Print the full listing exactly.

##### PROVIDED RECORDS

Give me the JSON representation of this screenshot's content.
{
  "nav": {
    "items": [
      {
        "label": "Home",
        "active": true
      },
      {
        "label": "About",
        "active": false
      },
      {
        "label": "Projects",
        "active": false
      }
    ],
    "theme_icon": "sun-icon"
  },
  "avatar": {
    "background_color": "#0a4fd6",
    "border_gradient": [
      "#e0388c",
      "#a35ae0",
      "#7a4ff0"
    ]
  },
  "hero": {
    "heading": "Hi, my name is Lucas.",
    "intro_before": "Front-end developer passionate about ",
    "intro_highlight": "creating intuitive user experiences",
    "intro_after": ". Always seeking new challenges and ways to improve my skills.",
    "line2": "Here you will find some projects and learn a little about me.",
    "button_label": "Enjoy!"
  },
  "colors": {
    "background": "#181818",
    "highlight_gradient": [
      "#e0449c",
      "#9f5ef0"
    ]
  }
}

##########

▶ [ANSWER TO THIS PROBLEM]:
Give me the JSON representation of this screenshot's content.
{
  "nav": {
    "items": [
      {
        "label": "Home",
        "active": true
      },
      {
        "label": "About",
        "active": false
      },
      {
        "label": "Projects",
        "active": false
      }
    ],
    "theme_icon": "sun-icon"
  },
  "avatar": {
    "background_color": "#0a4fd6",
    "border_gradient": [
      "#e0388c",
      "#a35ae0",
      "#7a4ff0"
    ]
  },
  "hero": {
    "heading": "Hi, my name is Lucas.",
    "intro_before": "Front-end developer passionate about ",
    "intro_highlight": "creating intuitive user experiences",
    "intro_after": ". Always seeking new challenges and ways to improve my skills.",
    "line2": "Here you will find some projects and learn a little about me.",
    "button_label": "Enjoy!"
  },
  "colors": {
    "background": "#181818",
    "highlight_gradient": [
      "#e0449c",
      "#9f5ef0"
    ]
  }
}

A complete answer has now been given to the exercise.